Sergio Citti is mostly remembered as a writer, for his collaboration with many Italian greats such as Pier Paolo Pasolini and Ettore Scola. But he was also a gifted, if slightly underrated director, with a style noticeably influenced by the above two directors, particularly visible in one of his last films, “Vipera” [Eng. Title: Viper].
Set in 1940’s and 50’s Sicily (Paternò), we follow the fortunes of Rosetta from the time she’s twelve (Larissa Volpentesta) and living with her drunken father Leone (Harvey Keitel) – he’d turned to alcohol to forget Rosetta’s mother, Vipera (Elide Melli), after she ran away with a fascist some time ago. Little Rosetta’s fortunes turn for the worse when she’s raped and made pregnant by another former fascist (Giancarlo Giannini), and Leone also dies after falling from his bicycle. She’s sent to live in a convent until the age of twenty one, and her newborn child will cruelly be adopted out by her visiting mother.
By the time she’s let out of the convent, Rosetta is a young woman (Annalisa Schettino). She goes in search of her mother, hoping to find her baby there.

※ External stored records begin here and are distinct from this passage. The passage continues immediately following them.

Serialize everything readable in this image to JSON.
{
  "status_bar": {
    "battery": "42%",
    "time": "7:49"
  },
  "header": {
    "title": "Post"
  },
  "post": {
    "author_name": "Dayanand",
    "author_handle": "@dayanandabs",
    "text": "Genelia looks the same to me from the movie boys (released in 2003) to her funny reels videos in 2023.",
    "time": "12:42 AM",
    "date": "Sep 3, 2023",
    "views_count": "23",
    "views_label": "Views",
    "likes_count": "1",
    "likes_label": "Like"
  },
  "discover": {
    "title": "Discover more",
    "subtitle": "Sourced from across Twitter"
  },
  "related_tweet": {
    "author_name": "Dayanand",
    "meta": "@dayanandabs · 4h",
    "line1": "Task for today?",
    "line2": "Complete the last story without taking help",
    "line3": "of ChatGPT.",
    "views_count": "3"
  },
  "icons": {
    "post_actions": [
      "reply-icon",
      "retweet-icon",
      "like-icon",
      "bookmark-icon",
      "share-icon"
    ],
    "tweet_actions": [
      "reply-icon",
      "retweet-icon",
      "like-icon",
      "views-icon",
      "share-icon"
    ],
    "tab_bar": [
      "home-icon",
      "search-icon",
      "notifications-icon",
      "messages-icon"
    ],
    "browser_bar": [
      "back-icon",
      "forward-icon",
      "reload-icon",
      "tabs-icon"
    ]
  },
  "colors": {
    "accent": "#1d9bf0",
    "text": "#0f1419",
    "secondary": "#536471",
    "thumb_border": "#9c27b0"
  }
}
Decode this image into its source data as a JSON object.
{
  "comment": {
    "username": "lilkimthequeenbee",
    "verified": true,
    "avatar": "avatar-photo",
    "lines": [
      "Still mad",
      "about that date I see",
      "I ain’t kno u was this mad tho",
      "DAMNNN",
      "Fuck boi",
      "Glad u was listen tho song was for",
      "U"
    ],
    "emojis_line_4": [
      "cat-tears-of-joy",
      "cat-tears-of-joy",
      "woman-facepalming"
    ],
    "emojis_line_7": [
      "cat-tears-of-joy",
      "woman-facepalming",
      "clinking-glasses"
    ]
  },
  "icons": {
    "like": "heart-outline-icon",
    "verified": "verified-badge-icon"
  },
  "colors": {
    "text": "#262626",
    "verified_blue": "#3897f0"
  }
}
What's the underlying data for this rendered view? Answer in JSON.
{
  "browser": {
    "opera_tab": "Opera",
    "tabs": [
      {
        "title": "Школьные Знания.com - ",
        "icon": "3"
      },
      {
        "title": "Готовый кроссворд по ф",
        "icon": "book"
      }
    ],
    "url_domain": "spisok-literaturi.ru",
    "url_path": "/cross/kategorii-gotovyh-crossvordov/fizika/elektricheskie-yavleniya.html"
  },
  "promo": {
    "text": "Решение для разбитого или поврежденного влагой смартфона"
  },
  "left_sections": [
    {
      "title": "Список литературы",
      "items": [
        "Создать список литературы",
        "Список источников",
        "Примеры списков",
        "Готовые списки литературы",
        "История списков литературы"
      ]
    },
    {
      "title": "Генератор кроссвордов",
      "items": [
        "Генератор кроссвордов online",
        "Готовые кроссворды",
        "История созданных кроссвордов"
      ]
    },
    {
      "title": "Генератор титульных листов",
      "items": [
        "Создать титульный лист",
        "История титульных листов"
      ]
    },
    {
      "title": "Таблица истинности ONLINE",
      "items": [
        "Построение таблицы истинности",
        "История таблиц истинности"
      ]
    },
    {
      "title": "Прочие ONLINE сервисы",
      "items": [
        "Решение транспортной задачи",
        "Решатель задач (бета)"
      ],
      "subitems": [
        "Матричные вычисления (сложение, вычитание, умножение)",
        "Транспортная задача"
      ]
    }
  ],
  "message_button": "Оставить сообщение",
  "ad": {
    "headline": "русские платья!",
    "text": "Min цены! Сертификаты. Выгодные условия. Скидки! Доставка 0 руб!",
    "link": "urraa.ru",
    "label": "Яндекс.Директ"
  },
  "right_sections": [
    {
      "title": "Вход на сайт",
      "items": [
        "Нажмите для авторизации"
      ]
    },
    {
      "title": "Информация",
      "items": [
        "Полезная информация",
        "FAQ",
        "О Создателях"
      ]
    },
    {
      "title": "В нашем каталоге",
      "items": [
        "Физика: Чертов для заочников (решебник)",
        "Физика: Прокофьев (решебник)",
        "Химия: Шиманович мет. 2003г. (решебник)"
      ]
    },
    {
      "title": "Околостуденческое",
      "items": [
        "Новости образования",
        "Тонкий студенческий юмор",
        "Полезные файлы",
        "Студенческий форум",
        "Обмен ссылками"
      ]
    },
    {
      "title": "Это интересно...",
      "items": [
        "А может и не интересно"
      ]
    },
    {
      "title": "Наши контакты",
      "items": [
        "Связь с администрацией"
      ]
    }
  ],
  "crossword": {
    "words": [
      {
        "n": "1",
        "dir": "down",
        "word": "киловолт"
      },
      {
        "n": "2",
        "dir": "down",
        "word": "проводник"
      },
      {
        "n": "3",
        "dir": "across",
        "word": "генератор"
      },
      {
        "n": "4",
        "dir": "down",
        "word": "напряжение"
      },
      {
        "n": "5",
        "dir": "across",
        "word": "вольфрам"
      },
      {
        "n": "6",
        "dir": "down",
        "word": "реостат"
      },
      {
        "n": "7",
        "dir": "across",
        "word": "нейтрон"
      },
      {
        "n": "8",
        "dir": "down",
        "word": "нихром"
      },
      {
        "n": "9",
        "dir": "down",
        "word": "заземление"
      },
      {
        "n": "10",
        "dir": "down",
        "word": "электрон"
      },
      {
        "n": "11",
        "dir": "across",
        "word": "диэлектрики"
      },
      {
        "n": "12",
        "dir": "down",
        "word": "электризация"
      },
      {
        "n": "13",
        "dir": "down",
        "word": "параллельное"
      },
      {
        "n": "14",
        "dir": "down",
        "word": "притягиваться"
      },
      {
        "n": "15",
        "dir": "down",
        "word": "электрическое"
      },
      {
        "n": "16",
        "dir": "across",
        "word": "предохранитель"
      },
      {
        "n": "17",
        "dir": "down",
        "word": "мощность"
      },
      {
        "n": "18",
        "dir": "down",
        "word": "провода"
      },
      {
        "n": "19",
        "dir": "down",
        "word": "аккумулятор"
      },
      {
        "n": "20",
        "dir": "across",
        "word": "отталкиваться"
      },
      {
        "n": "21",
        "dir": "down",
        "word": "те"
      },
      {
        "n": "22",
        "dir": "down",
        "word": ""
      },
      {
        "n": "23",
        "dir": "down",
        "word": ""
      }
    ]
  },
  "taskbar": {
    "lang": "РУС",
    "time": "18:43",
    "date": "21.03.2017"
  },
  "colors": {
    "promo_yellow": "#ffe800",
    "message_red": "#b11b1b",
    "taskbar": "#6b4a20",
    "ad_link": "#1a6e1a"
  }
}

Instead she finds a Vipera even more delusional than before, believing she’s still the item that she once was. Rosetta’s son isn’t to be found – Vipera, a former dancer, had been nicknamed a whore by many back in the village, but that’s giving whores a bad name. She had abandoned Rosetta’s baby altogether and gives no explanation for her actions. When Rosetta decides to leave, Vipera completely looses her mind and throws herself naked on the street spread-eagled, in pouring rain, calling on every man in town to take her. Rosetta keeps walking…
The storyline may sound dreary and heartbreaking – it actually is for a good two-thirds of the film, and Citti is ruthless and unapologetic in the way he handles his subject, showing the misery and hopelessness for what it used to be. But then again, it ends in the most fortuitous manner, with a touch of poetic flair even, when Rosetta not only finds her lost son but also witnesses her late father’s dream become real. One of the film’s features is its rich contrast – the pure and trusting father-daughter relationship against the opportunistic village folk (and the rapist), the wicked mother against the kind whores who take pity on Rosetta, and Rosetta’s innocence as a child against the strong willed person that the world had turned her into.
Another feature is the rich detail of Sicilian life from the period, from its ceremonies like communion and street parades, to people’s ignorance and religious superstitions. The film may neither have award-winning performances, nor a proper reason for having Harvey Keitel in it, but it is well-conceived and thoroughly satisfying cinema nevertheless, largely because of the fine storytelling, detail, and thoughtful direction – reason enough to declare that it is Highly Recommended Viewing..!
The Nudity: Elide Melli
Two scenes of Elide Melli feature nudity – the first is when her character forces Rosetta to feel her breasts to prove that she’s still ‘young’ and desirable. The second is when she literally invites every man in town to have sex with her, by lying naked on the street, and in pouring rain – we don’t see that every day, do we..!